And it only took 2 letters to find the VLOOKUP formula!  I can now double-click VLOOKUP in the Formula Builder window and start my VLOOKUP.  


I told you the Formula Builder is great and here is why.  This drop down menu that appeared when I double-clicked the vlookup formula is where the magic happens.  From here I can simply enter the values for my VLOOKUP and it will build the formula for me.  For complex formulas like VLOOKUP’s this is invaluable.  Next week we will go over what exactly a VLOOKUP is, and how to utilize them.  


Scroll to display active cell

When you start working with Microsoft Excel spreadsheets that have data filled in through the BA column you know how difficult it is to find the cell you have selected.  Thankfully MS Excel for Mac has provided a shortcut that scrolls to your active cell so you never get lost in the sea of data again. 

Step 1: The purpose of this shortcut is to be able to find your selected cell without having to search the spreadsheet manually.  Therefore a selected cell is required.  This is a tricky shortcut to explain but first we will select a cell, then we will scroll away from it.  Here we go:


I have selected 3B.  Now I am going to scroll so it is not on my screen:

3B is no longer visible so we need to execute the shortcut to scroll back to 3B.  The shortcut can be found on the “delete” key and is written in yellow as “Display Active Cell.”  The yellow text corresponds to only 1 modifier key, the “control” key.  Our shortcut is:

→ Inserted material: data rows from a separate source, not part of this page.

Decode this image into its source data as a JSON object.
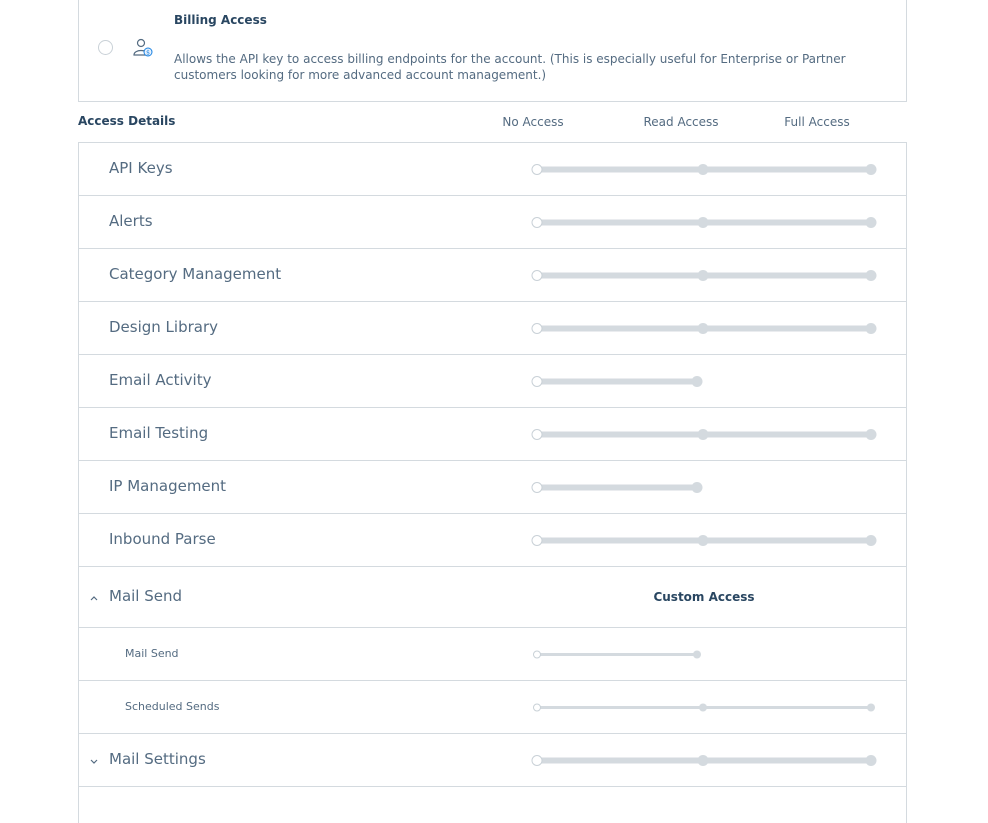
{
  "billing": {
    "title": "Billing Access",
    "description": "Allows the API key to access billing endpoints for the account. (This is especially useful for Enterprise or Partner customers looking for more advanced account management.)"
  },
  "access": {
    "title": "Access Details",
    "columns": [
      "No Access",
      "Read Access",
      "Full Access"
    ]
  },
  "rows": [
    {
      "label": "API Keys",
      "levels": 3
    },
    {
      "label": "Alerts",
      "levels": 3
    },
    {
      "label": "Category Management",
      "levels": 3
    },
    {
      "label": "Design Library",
      "levels": 3
    },
    {
      "label": "Email Activity",
      "levels": 2
    },
    {
      "label": "Email Testing",
      "levels": 3
    },
    {
      "label": "IP Management",
      "levels": 2
    },
    {
      "label": "Inbound Parse",
      "levels": 3
    },
    {
      "label": "Mail Send",
      "group": true,
      "expanded": true,
      "status": "Custom Access"
    },
    {
      "label": "Mail Send",
      "sub": true,
      "levels": 2
    },
    {
      "label": "Scheduled Sends",
      "sub": true,
      "levels": 3
    },
    {
      "label": "Mail Settings",
      "group": true,
      "expanded": false,
      "levels": 3
    }
  ],
  "colors": {
    "track": "#d4dadf",
    "knob": "#d4dadf",
    "title": "#294661",
    "text": "#546b81"
  }
}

After executing this shortcut Microsoft Excel scrolls to my active cell. 

One thing to remember with this shortcut is you have to keep the initial active cell active, meaning you cannot click any other cells while scrolling through your spreadsheet.  If you do click a different cell, the active cell we had in the beginning is no longer active, and this shortcut will not scroll you back to it.  

Insert Date or Time Shortcut

A shortcut to enter the date or time is one of those shortcuts that you first learn about and think, when will I ever use that?  Next thing you know you’re mashing away at your number keys trying to enter in the current date or time because the shortcut went in one ear and out the other.  Here is how to execute the shortcut in 2 simple steps.  

Step 1: Select the cell you wish to enter the current date or time in.

Step 2: There are, of course, 2 different shortcuts for entering the date and the time.  Microsoft Excel graciously placed these two shortcuts on the same key, the semicolon or “;” key.  The difference is in the modifier keys.  Lets start with the “Insert Date” shortcut.  

“Insert Date” shortcut text color corresponds to the “control” modifier key on our Excel Skin so we know the “Insert Date” shortcut is executed by pressing: 

⌃Semicolon (;)

The current date will appear in the cell you have selected.

To execute the “Insert Time” shortcut we go through the same thought process.  The “Insert Time” text corresponds with the color on the “command” key and therefore our shortcut is: 

⌘Semicolon (;)

The current time will now appear in the cell you have selected.